Required action. Go through the lines below. Copy those with "streams".

Web page and app entries.
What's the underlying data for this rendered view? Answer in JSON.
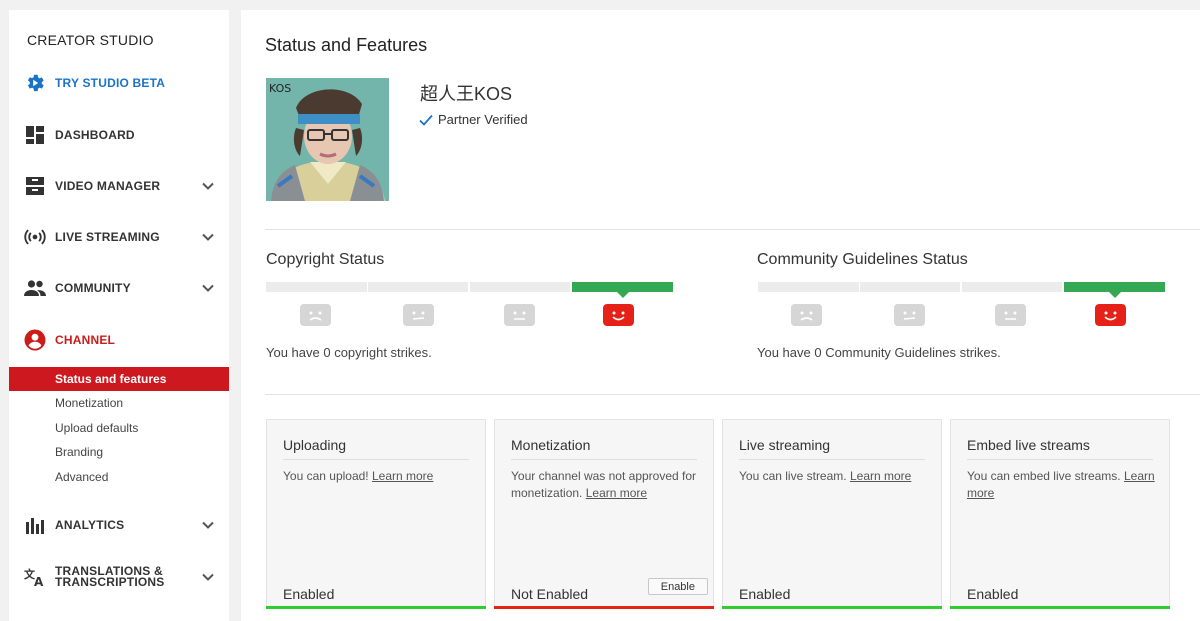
{
  "sidebar": {
    "title": "CREATOR STUDIO",
    "items": [
      {
        "label": "TRY STUDIO BETA",
        "icon": "gear-play-icon"
      },
      {
        "label": "DASHBOARD",
        "icon": "dashboard-icon"
      },
      {
        "label": "VIDEO MANAGER",
        "icon": "video-manager-icon"
      },
      {
        "label": "LIVE STREAMING",
        "icon": "live-icon"
      },
      {
        "label": "COMMUNITY",
        "icon": "people-icon"
      },
      {
        "label": "CHANNEL",
        "icon": "account-icon"
      },
      {
        "label": "ANALYTICS",
        "icon": "bar-chart-icon"
      },
      {
        "label_line1": "TRANSLATIONS &",
        "label_line2": "TRANSCRIPTIONS",
        "icon": "translate-icon"
      }
    ],
    "channel_sub": [
      "Status and features",
      "Monetization",
      "Upload defaults",
      "Branding",
      "Advanced"
    ]
  },
  "main": {
    "title": "Status and Features",
    "channel_name": "超人王KOS",
    "partner_status": "Partner Verified",
    "copyright": {
      "title": "Copyright Status",
      "text": "You have 0 copyright strikes.",
      "level_index": 3
    },
    "community": {
      "title": "Community Guidelines Status",
      "text": "You have 0 Community Guidelines strikes.",
      "level_index": 3
    },
    "cards": [
      {
        "title": "Uploading",
        "desc": "You can upload!",
        "link": "Learn more",
        "state": "Enabled"
      },
      {
        "title": "Monetization",
        "desc": "Your channel was not approved for monetization.",
        "link": "Learn more",
        "state": "Not Enabled",
        "button": "Enable"
      },
      {
        "title": "Live streaming",
        "desc": "You can live stream.",
        "link": "Learn more",
        "state": "Enabled"
      },
      {
        "title": "Embed live streams",
        "desc": "You can embed live streams.",
        "link": "Learn more",
        "state": "Enabled"
      }
    ]
  },
  "colors": {
    "brand_red": "#cc181e",
    "link_blue": "#1a73c9",
    "good_green": "#34a853",
    "enabled_bar": "#2ecc2e",
    "disabled_bar": "#e62117"
  }
}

Answer to this problem.
        "title": "Embed live streams",
        "desc": "You can embed live streams.",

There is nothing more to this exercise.